Boudville More than 1 year ago
Oracle, the owner of Java, continues to actively improve it. Despite initial fears by some when it purchased Sun, the originator and previous owner of Java. This timely book explains the enterprise version of Java 6. There is nothing here about changes to the syntax of the core language. That is Java 6 standard edition. Instead the book delves into a formidable list of packages and specifications that describe vital parts of java suitable for (primarily) web services. One new feature is the explicit hailing of APIs that are scheduled for deletion. Well, actually Oracle has taken a very conservative approach. Any labelled as such might [and note - 'might'] be deleted in java ee 7. The idea is to give you developers plenty of advance notice. So that, for example, you might want to start redesigning your architecture now. Or ponder carefully if you really want to continue writing code that uses those APIs. Like what APIs? Take JAV-RPC 1.1 for instance. In part the text explains that the moniker RPC was misleading. It is not all remote procedure calls, as the name might suggest. Instead, Oracle has shifted this to increasingly use web services. A far more loosely coupled approach. Then take our 'friends' the Entity Beans. These are being dumped! So EJBs are now only Session Beans. Many programmers who have struggled with entity beans since 1998 will be pleased. They were often kludgy and implementations were routinely slow. Some of you, while celebrating the news, might wonder why it took Sun/Oracle so long to respond to numerous complaints. While only the first chapter of the book talks about the above, you may want to very carefully go over this.

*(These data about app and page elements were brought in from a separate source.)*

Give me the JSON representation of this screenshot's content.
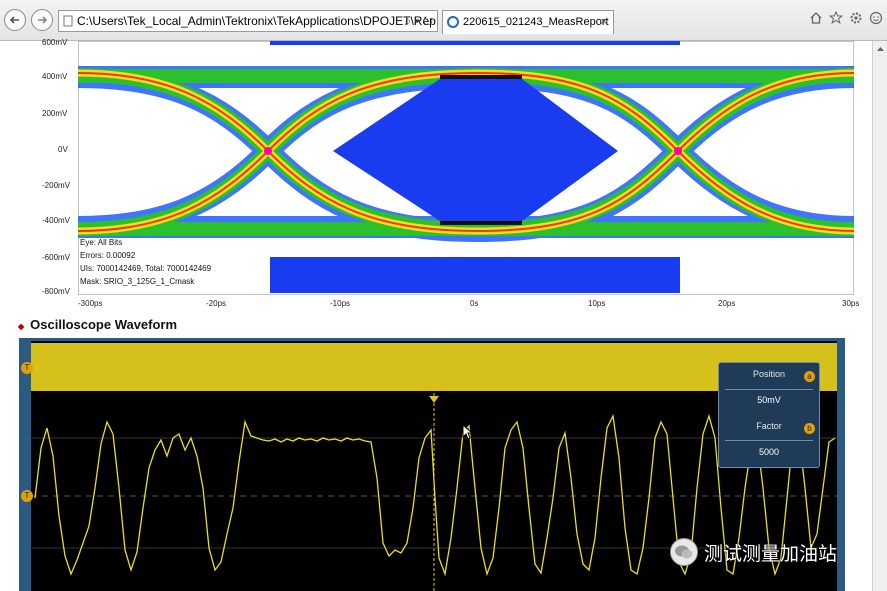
{
  "browser": {
    "address": "C:\\Users\\Tek_Local_Admin\\Tektronix\\TekApplications\\DPOJET\\Rep",
    "address_tools": "⌕ ▾ ↻",
    "tab_title": "220615_021243_MeasReport",
    "tab_close": "×"
  },
  "eye": {
    "y_ticks": [
      "600mV",
      "400mV",
      "200mV",
      "0V",
      "-200mV",
      "-400mV",
      "-600mV",
      "-800mV"
    ],
    "x_ticks": [
      "-300ps",
      "-20ps",
      "-10ps",
      "0s",
      "10ps",
      "20ps",
      "30ps"
    ],
    "info_lines": [
      "Eye: All Bits",
      "Errors: 0.00092",
      "UIs: 7000142469, Total: 7000142469",
      "Mask: SRIO_3_125G_1_Cmask"
    ],
    "colors": {
      "mask": "#1a3cf0",
      "trace_outer": "#1e5cff",
      "trace_mid": "#2cc02c",
      "trace_core": "#f0e020",
      "trace_hot": "#ff3010"
    }
  },
  "section": {
    "title": "Oscilloscope Waveform"
  },
  "scope": {
    "panel": {
      "label1": "Position",
      "value1": "50mV",
      "label2": "Factor",
      "value2": "5000"
    },
    "markers": {
      "left_top": "T",
      "left_mid": "T",
      "badge1": "a",
      "badge2": "b"
    },
    "colors": {
      "trace": "#e8e020",
      "background": "#000000",
      "frame": "#2b5b83"
    }
  },
  "watermark": {
    "text": "测试测量加油站"
  }
}
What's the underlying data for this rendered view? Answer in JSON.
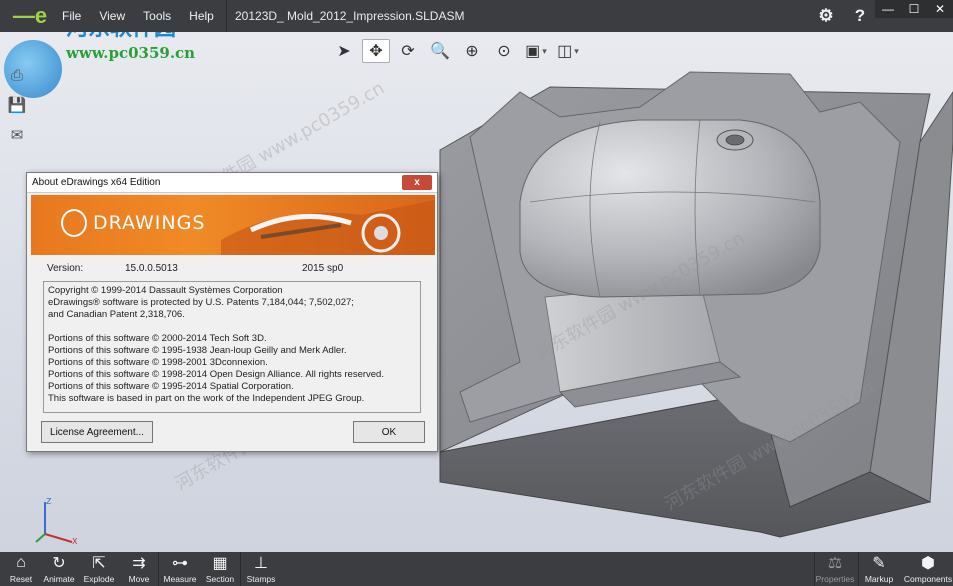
{
  "menu": [
    "File",
    "View",
    "Tools",
    "Help"
  ],
  "document_title": "20123D_ Mold_2012_Impression.SLDASM",
  "top_icons": [
    "gear-icon",
    "help-icon"
  ],
  "window_controls": [
    "—",
    "☐",
    "✕"
  ],
  "watermark": {
    "title": "河东软件园",
    "url": "www.pc0359.cn",
    "diagonal": "河东软件园 www.pc0359.cn"
  },
  "view_toolbar": [
    "select-icon",
    "pan-icon",
    "rotate-icon",
    "zoom-to-fit-icon",
    "zoom-icon",
    "zoom-area-icon",
    "views-icon",
    "display-style-icon"
  ],
  "dialog": {
    "title": "About eDrawings x64 Edition",
    "close": "x",
    "banner": "DRAWINGS",
    "version_label": "Version:",
    "version": "15.0.0.5013",
    "sp": "2015 sp0",
    "lines": [
      "Copyright © 1999-2014 Dassault Systèmes Corporation",
      "eDrawings® software is protected by U.S. Patents 7,184,044; 7,502,027;",
      "and Canadian Patent 2,318,706.",
      "",
      "Portions of this software © 2000-2014 Tech Soft 3D.",
      "Portions of this software © 1995-1938 Jean-loup Geilly and Merk Adler.",
      "Portions of this software © 1998-2001 3Dconnexion.",
      "Portions of this software © 1998-2014 Open Design Alliance. All rights reserved.",
      "Portions of this software © 1995-2014 Spatial Corporation.",
      "This software is based in part on the work of the Independent JPEG Group."
    ],
    "license_button": "License Agreement...",
    "ok_button": "OK"
  },
  "bottom_toolbar": {
    "left": [
      {
        "label": "Reset",
        "icon": "home-icon"
      },
      {
        "label": "Animate",
        "icon": "animate-icon"
      },
      {
        "label": "Explode",
        "icon": "explode-icon"
      },
      {
        "label": "Move",
        "icon": "move-icon"
      },
      {
        "label": "Measure",
        "icon": "measure-icon"
      },
      {
        "label": "Section",
        "icon": "section-icon"
      },
      {
        "label": "Stamps",
        "icon": "stamps-icon"
      }
    ],
    "right": [
      {
        "label": "Properties",
        "icon": "scales-icon",
        "dim": true
      },
      {
        "label": "Markup",
        "icon": "pen-icon"
      },
      {
        "label": "Components",
        "icon": "cube-icon"
      }
    ]
  },
  "colors": {
    "chrome": "#3c3d40",
    "banner_orange": "#f08a26",
    "close_red": "#c74a38"
  }
}
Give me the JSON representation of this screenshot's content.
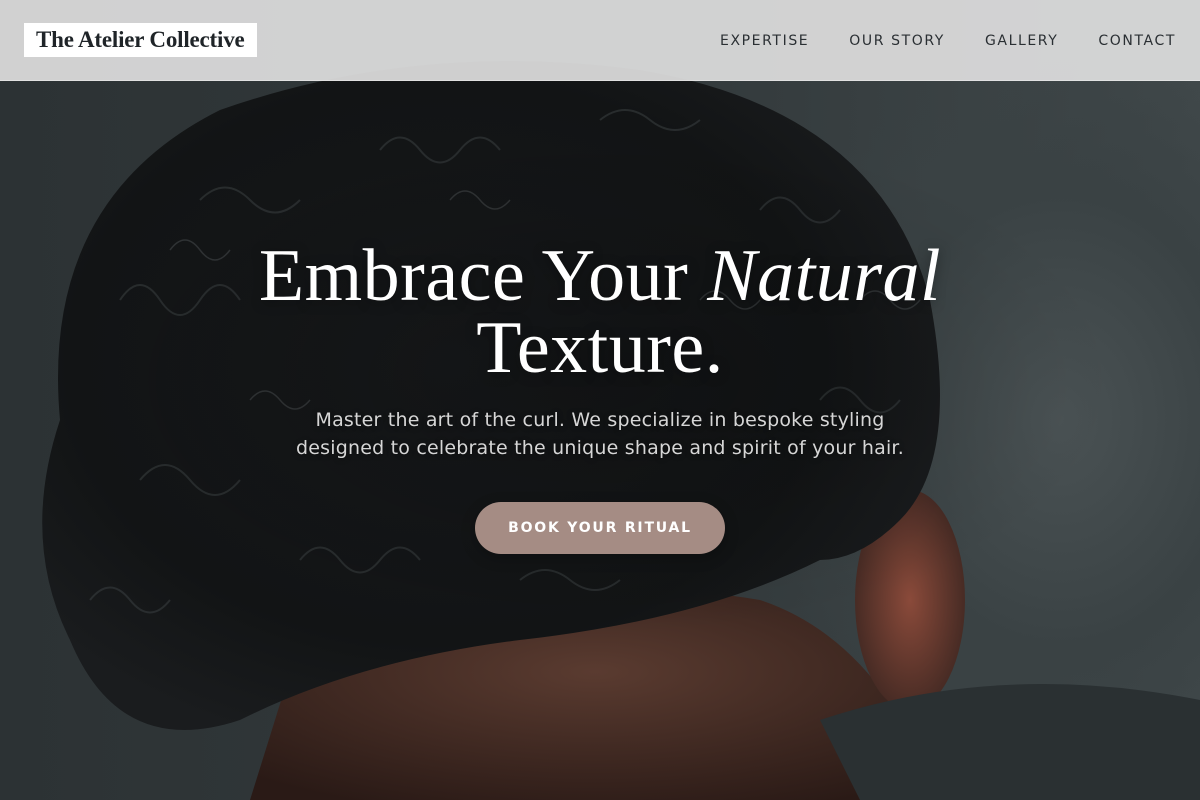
{
  "brand": {
    "name": "The Atelier Collective"
  },
  "nav": {
    "items": [
      {
        "label": "EXPERTISE"
      },
      {
        "label": "OUR STORY"
      },
      {
        "label": "GALLERY"
      },
      {
        "label": "CONTACT"
      }
    ]
  },
  "hero": {
    "headline_part1": "Embrace Your ",
    "headline_accent": "Natural",
    "headline_part2": "Texture.",
    "subtitle_line1": "Master the art of the curl. We specialize in bespoke styling",
    "subtitle_line2": "designed to celebrate the unique shape and spirit of your hair.",
    "cta_label": "BOOK YOUR RITUAL"
  },
  "colors": {
    "nav_background": "#dedede",
    "brand_box": "#ffffff",
    "cta_background": "#a58c84",
    "headline_text": "#ffffff"
  }
}
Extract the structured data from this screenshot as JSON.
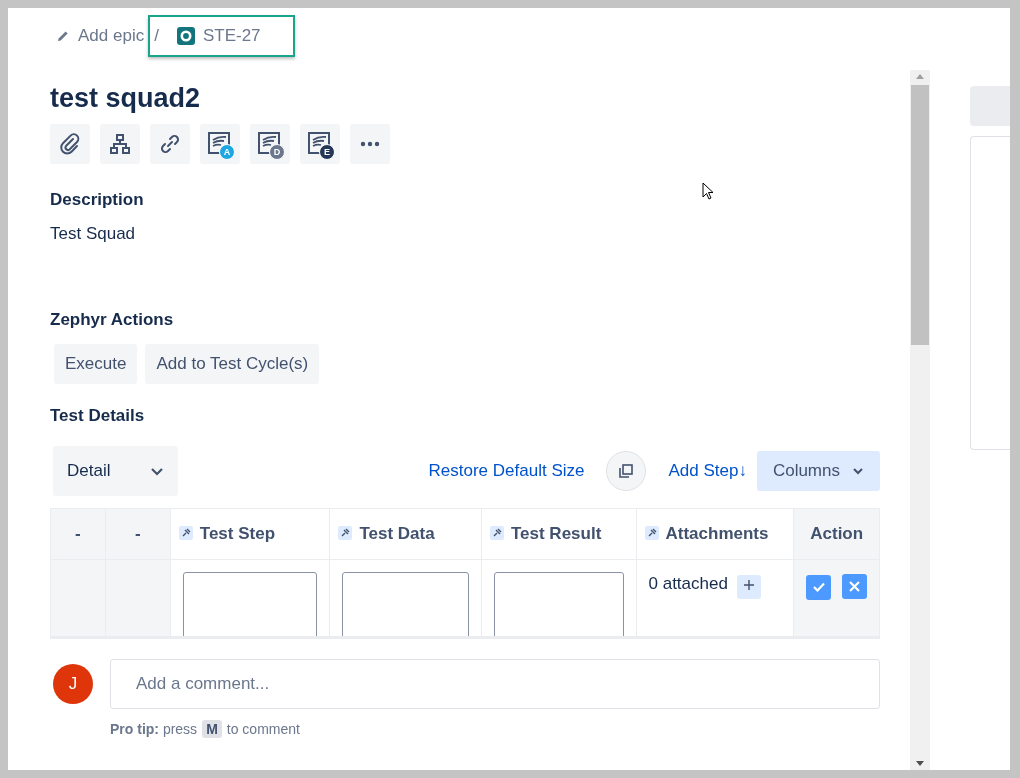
{
  "breadcrumb": {
    "add_epic": "Add epic",
    "separator": "/",
    "issue_key": "STE-27"
  },
  "issue": {
    "title": "test squad2"
  },
  "toolbar": [
    {
      "kind": "attachment"
    },
    {
      "kind": "hierarchy"
    },
    {
      "kind": "link"
    },
    {
      "kind": "sheet",
      "badge": "A",
      "color": "#1ea7e1"
    },
    {
      "kind": "sheet",
      "badge": "D",
      "color": "#6b778c"
    },
    {
      "kind": "sheet",
      "badge": "E",
      "color": "#253858"
    },
    {
      "kind": "more"
    }
  ],
  "description": {
    "heading": "Description",
    "text": "Test Squad"
  },
  "zephyr_actions": {
    "heading": "Zephyr Actions",
    "buttons": [
      "Execute",
      "Add to Test Cycle(s)"
    ]
  },
  "test_details": {
    "heading": "Test Details",
    "view_select": "Detail",
    "restore_link": "Restore Default Size",
    "add_step_link": "Add Step↓",
    "columns_button": "Columns",
    "columns": [
      {
        "label": "-",
        "pinned": false
      },
      {
        "label": "-",
        "pinned": false
      },
      {
        "label": "Test Step",
        "pinned": true
      },
      {
        "label": "Test Data",
        "pinned": true
      },
      {
        "label": "Test Result",
        "pinned": true
      },
      {
        "label": "Attachments",
        "pinned": true
      },
      {
        "label": "Action",
        "pinned": false
      }
    ],
    "new_row": {
      "attachments": "0 attached"
    }
  },
  "comment": {
    "avatar": "J",
    "placeholder": "Add a comment...",
    "tip": "**Pro tip:** press",
    "tip_key": "M",
    "tip_end": "to comment"
  }
}
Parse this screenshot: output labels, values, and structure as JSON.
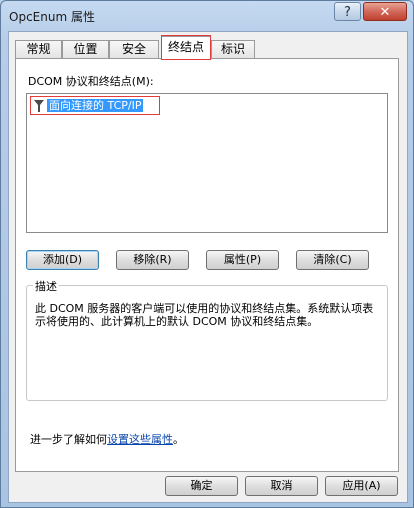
{
  "window": {
    "title": "OpcEnum 属性",
    "help": "?",
    "close": "✕"
  },
  "tabs": [
    {
      "label": "常规"
    },
    {
      "label": "位置"
    },
    {
      "label": "安全"
    },
    {
      "label": "终结点"
    },
    {
      "label": "标识"
    }
  ],
  "active_tab": "终结点",
  "protocols": {
    "label": "DCOM 协议和终结点(M):",
    "items": [
      {
        "label": "面向连接的 TCP/IP",
        "selected": true
      }
    ]
  },
  "buttons": {
    "add": "添加(D)",
    "remove": "移除(R)",
    "properties": "属性(P)",
    "clear": "清除(C)"
  },
  "description": {
    "title": "描述",
    "text": "此 DCOM 服务器的客户端可以使用的协议和终结点集。系统默认项表示将使用的、此计算机上的默认 DCOM 协议和终结点集。"
  },
  "learn_more": {
    "prefix": "进一步了解如何",
    "link": "设置这些属性",
    "suffix": "。"
  },
  "footer": {
    "ok": "确定",
    "cancel": "取消",
    "apply": "应用(A)"
  },
  "colors": {
    "selection": "#3399ff",
    "annotation": "#e23b3b",
    "link": "#0645ad"
  }
}
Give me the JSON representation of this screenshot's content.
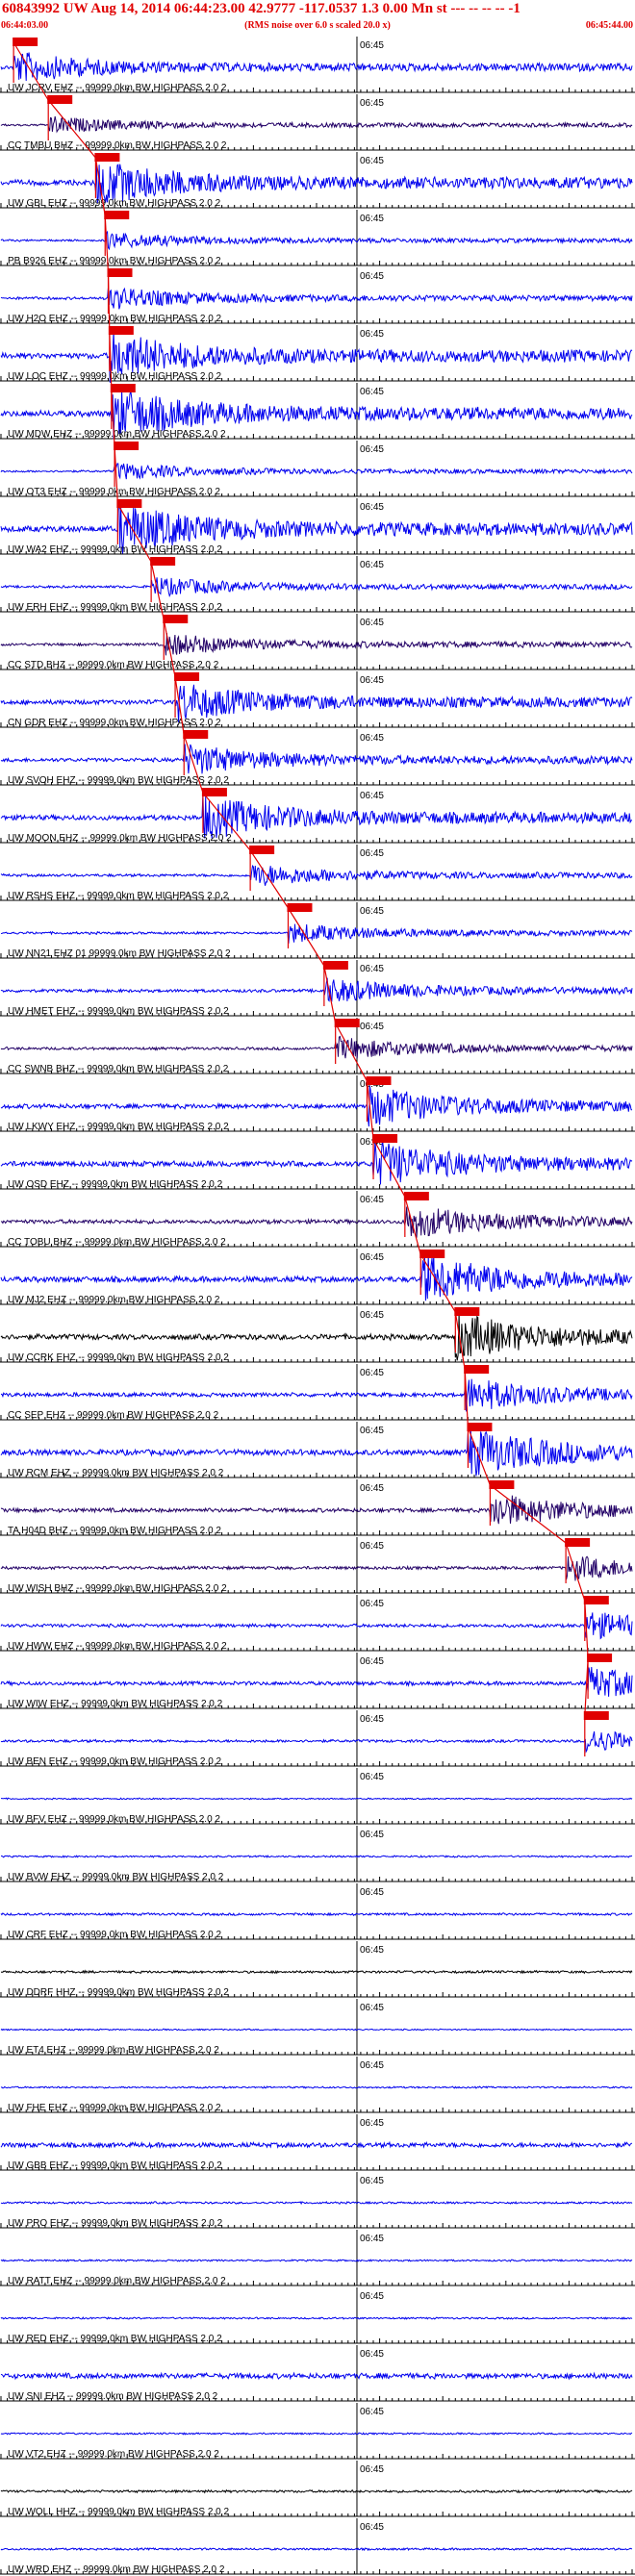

While comparing to any legacy code you might have that impinges. Perhaps after you have dealt with this issue, you can proceed rhto the rest of the text.